**Task prompt:** Locate the word "this" in the material, then show every line that holds it.

**Given records:**
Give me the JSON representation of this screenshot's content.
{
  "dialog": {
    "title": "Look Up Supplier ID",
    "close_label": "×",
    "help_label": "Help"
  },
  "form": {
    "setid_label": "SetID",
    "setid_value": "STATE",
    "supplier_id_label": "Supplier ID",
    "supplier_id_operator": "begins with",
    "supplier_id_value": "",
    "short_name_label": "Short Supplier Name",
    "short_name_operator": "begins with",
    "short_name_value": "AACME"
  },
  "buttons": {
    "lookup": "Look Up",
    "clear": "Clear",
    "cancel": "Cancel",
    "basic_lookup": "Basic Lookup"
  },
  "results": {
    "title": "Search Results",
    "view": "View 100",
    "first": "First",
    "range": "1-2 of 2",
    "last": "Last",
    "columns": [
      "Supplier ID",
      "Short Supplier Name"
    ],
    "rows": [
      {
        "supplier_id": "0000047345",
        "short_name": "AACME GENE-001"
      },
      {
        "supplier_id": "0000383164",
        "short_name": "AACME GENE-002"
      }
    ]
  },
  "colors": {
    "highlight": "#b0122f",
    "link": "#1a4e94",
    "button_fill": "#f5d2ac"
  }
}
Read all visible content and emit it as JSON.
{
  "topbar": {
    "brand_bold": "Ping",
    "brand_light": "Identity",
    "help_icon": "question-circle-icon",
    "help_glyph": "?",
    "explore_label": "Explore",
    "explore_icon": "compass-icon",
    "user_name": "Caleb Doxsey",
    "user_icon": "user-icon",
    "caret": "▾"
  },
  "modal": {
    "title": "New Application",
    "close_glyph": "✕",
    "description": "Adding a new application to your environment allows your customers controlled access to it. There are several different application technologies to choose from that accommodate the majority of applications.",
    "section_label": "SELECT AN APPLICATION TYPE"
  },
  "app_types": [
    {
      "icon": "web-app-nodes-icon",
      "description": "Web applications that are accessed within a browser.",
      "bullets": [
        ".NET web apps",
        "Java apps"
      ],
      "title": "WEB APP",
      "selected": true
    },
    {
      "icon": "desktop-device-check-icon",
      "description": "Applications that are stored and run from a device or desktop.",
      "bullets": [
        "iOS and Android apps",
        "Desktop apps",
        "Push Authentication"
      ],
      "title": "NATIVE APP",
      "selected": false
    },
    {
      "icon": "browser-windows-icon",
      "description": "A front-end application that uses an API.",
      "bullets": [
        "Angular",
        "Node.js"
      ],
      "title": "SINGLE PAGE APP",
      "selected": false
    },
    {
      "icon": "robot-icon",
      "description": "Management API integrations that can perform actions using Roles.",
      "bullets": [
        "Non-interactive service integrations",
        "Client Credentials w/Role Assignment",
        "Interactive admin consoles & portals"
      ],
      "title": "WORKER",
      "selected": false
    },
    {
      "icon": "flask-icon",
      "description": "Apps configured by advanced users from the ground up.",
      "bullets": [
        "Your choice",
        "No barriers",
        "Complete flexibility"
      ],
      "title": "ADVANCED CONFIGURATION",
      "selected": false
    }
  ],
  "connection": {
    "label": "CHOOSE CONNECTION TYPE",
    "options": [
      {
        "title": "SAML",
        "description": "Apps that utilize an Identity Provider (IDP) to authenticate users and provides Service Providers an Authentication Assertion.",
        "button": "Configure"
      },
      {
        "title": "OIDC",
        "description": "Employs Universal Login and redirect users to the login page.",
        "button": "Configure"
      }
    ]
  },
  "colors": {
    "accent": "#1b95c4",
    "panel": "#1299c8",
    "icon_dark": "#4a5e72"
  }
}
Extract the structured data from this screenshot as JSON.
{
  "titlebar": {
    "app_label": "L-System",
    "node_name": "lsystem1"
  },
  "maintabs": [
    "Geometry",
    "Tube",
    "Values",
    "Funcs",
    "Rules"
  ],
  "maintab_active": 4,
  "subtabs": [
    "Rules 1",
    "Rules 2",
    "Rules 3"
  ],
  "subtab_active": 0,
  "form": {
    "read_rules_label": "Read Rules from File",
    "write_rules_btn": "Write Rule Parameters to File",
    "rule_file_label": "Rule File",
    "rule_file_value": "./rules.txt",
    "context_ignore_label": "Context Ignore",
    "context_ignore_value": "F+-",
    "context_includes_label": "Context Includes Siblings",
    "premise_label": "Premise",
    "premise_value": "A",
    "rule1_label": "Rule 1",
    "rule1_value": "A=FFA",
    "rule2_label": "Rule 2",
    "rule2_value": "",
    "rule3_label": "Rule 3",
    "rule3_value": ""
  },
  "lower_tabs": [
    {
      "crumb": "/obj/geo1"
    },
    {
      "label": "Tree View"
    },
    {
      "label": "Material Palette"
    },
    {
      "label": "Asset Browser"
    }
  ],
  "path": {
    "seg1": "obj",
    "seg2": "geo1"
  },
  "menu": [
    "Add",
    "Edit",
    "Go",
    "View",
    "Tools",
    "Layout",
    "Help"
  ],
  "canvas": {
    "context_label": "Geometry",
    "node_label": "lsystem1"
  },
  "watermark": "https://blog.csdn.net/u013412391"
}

**Result below:**
Give me the JSON representation of this screenshot's content.
Extract the structured data from this screenshot as JSON.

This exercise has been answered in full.